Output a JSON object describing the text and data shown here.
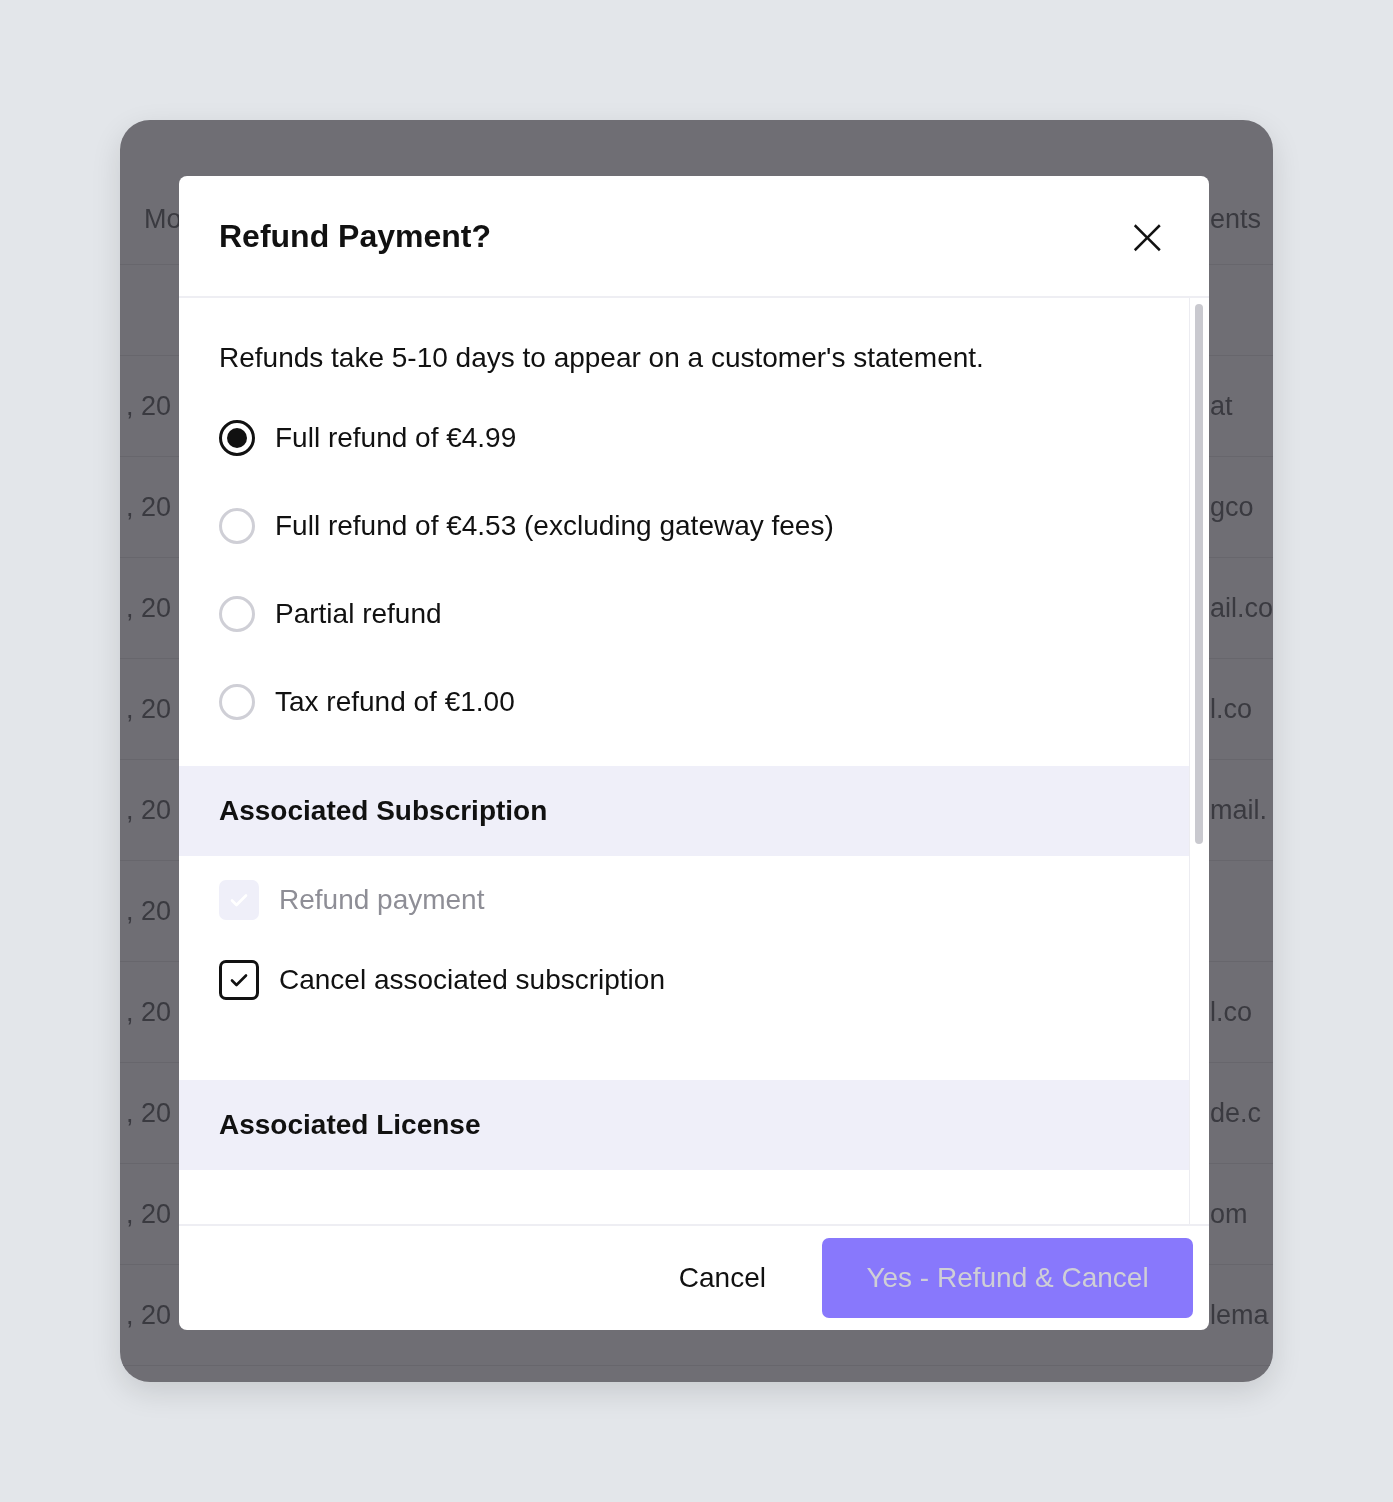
{
  "background_table": {
    "header": {
      "column_1": "Mo",
      "column_2": "ents"
    },
    "rows": [
      {
        "column_1": ", 20",
        "column_2": "at"
      },
      {
        "column_1": ", 20",
        "column_2": "gco"
      },
      {
        "column_1": ", 20",
        "column_2": "ail.co"
      },
      {
        "column_1": ", 20",
        "column_2": "l.co"
      },
      {
        "column_1": ", 20",
        "column_2": "mail."
      },
      {
        "column_1": ", 20"
      },
      {
        "column_1": ", 20",
        "column_2": "l.co"
      },
      {
        "column_1": ", 20",
        "column_2": "de.c"
      },
      {
        "column_1": ", 20",
        "column_2": "om"
      },
      {
        "column_1": ", 20",
        "column_2": "lema"
      }
    ]
  },
  "dialog": {
    "title": "Refund Payment?",
    "close_icon": "×",
    "description": "Refunds take 5-10 days to appear on a customer's statement.",
    "refund_options": [
      {
        "label": "Full refund of €4.99",
        "selected": true
      },
      {
        "label": "Full refund of €4.53 (excluding gateway fees)",
        "selected": false
      },
      {
        "label": "Partial refund",
        "selected": false
      },
      {
        "label": "Tax refund of €1.00",
        "selected": false
      }
    ],
    "sections": [
      {
        "title": "Associated Subscription",
        "checkboxes": [
          {
            "label": "Refund payment",
            "checked": true,
            "disabled": true
          },
          {
            "label": "Cancel associated subscription",
            "checked": true,
            "disabled": false
          }
        ]
      },
      {
        "title": "Associated License"
      }
    ],
    "cancel_button": "Cancel",
    "confirm_button": {
      "label": "Yes - Refund & Cancel",
      "disabled": true
    }
  }
}
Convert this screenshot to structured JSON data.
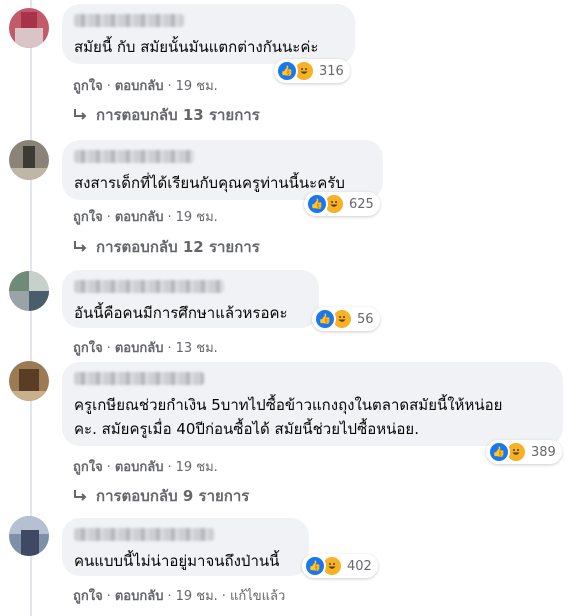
{
  "labels": {
    "like": "ถูกใจ",
    "reply": "ตอบกลับ",
    "dot": "·",
    "edited": "แก้ไขแล้ว"
  },
  "comments": [
    {
      "text_lines": [
        "สมัยนี้ กับ สมัยนั้นมันแตกต่างกันนะค่ะ"
      ],
      "reactions_count": "316",
      "time": "19 ชม.",
      "replies_label": "การตอบกลับ 13 รายการ"
    },
    {
      "text_lines": [
        "สงสารเด็กที่ได้เรียนกับคุณครูท่านนี้นะครับ"
      ],
      "reactions_count": "625",
      "time": "19 ชม.",
      "replies_label": "การตอบกลับ 12 รายการ"
    },
    {
      "text_lines": [
        "อันนี้คือคนมีการศึกษาแล้วหรอคะ"
      ],
      "reactions_count": "56",
      "time": "13 ชม."
    },
    {
      "text_lines": [
        "ครูเกษียณช่วยกำเงิน 5บาทไปซื้อข้าวแกงถุงในตลาดสมัยนี้ให้หน่อย",
        "คะ. สมัยครูเมื่อ 40ปีก่อนซื้อได้ สมัยนี้ช่วยไปซื้อหน่อย."
      ],
      "reactions_count": "389",
      "time": "19 ชม.",
      "replies_label": "การตอบกลับ 9 รายการ"
    },
    {
      "text_lines": [
        "คนแบบนี้ไม่น่าอยู่มาจนถึงป่านนี้"
      ],
      "reactions_count": "402",
      "time": "19 ชม."
    }
  ],
  "colors": {
    "bubble": "#f0f2f5",
    "meta": "#65676b",
    "like_blue": "#1877f2",
    "haha_yellow": "#f7b125"
  }
}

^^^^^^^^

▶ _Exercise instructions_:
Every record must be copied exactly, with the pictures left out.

▶ _Exercise response_:
Output a JSON object describing the text and data shown here.
{
  "background_table": {
    "header": {
      "column_1": "Mo",
      "column_2": "ents"
    },
    "rows": [
      {
        "column_1": ", 20",
        "column_2": "at"
      },
      {
        "column_1": ", 20",
        "column_2": "gco"
      },
      {
        "column_1": ", 20",
        "column_2": "ail.co"
      },
      {
        "column_1": ", 20",
        "column_2": "l.co"
      },
      {
        "column_1": ", 20",
        "column_2": "mail."
      },
      {
        "column_1": ", 20"
      },
      {
        "column_1": ", 20",
        "column_2": "l.co"
      },
      {
        "column_1": ", 20",
        "column_2": "de.c"
      },
      {
        "column_1": ", 20",
        "column_2": "om"
      },
      {
        "column_1": ", 20",
        "column_2": "lema"
      }
    ]
  },
  "dialog": {
    "title": "Refund Payment?",
    "close_icon": "×",
    "description": "Refunds take 5-10 days to appear on a customer's statement.",
    "refund_options": [
      {
        "label": "Full refund of €4.99",
        "selected": true
      },
      {
        "label": "Full refund of €4.53 (excluding gateway fees)",
        "selected": false
      },
      {
        "label": "Partial refund",
        "selected": false
      },
      {
        "label": "Tax refund of €1.00",
        "selected": false
      }
    ],
    "sections": [
      {
        "title": "Associated Subscription",
        "checkboxes": [
          {
            "label": "Refund payment",
            "checked": true,
            "disabled": true
          },
          {
            "label": "Cancel associated subscription",
            "checked": true,
            "disabled": false
          }
        ]
      },
      {
        "title": "Associated License"
      }
    ],
    "cancel_button": "Cancel",
    "confirm_button": {
      "label": "Yes - Refund & Cancel",
      "disabled": true
    }
  }
}
Convert this screenshot to structured JSON data.
{
  "labels": {
    "like": "ถูกใจ",
    "reply": "ตอบกลับ",
    "dot": "·",
    "edited": "แก้ไขแล้ว"
  },
  "comments": [
    {
      "text_lines": [
        "สมัยนี้ กับ สมัยนั้นมันแตกต่างกันนะค่ะ"
      ],
      "reactions_count": "316",
      "time": "19 ชม.",
      "replies_label": "การตอบกลับ 13 รายการ"
    },
    {
      "text_lines": [
        "สงสารเด็กที่ได้เรียนกับคุณครูท่านนี้นะครับ"
      ],
      "reactions_count": "625",
      "time": "19 ชม.",
      "replies_label": "การตอบกลับ 12 รายการ"
    },
    {
      "text_lines": [
        "อันนี้คือคนมีการศึกษาแล้วหรอคะ"
      ],
      "reactions_count": "56",
      "time": "13 ชม."
    },
    {
      "text_lines": [
        "ครูเกษียณช่วยกำเงิน 5บาทไปซื้อข้าวแกงถุงในตลาดสมัยนี้ให้หน่อย",
        "คะ. สมัยครูเมื่อ 40ปีก่อนซื้อได้ สมัยนี้ช่วยไปซื้อหน่อย."
      ],
      "reactions_count": "389",
      "time": "19 ชม.",
      "replies_label": "การตอบกลับ 9 รายการ"
    },
    {
      "text_lines": [
        "คนแบบนี้ไม่น่าอยู่มาจนถึงป่านนี้"
      ],
      "reactions_count": "402",
      "time": "19 ชม."
    }
  ],
  "colors": {
    "bubble": "#f0f2f5",
    "meta": "#65676b",
    "like_blue": "#1877f2",
    "haha_yellow": "#f7b125"
  }
}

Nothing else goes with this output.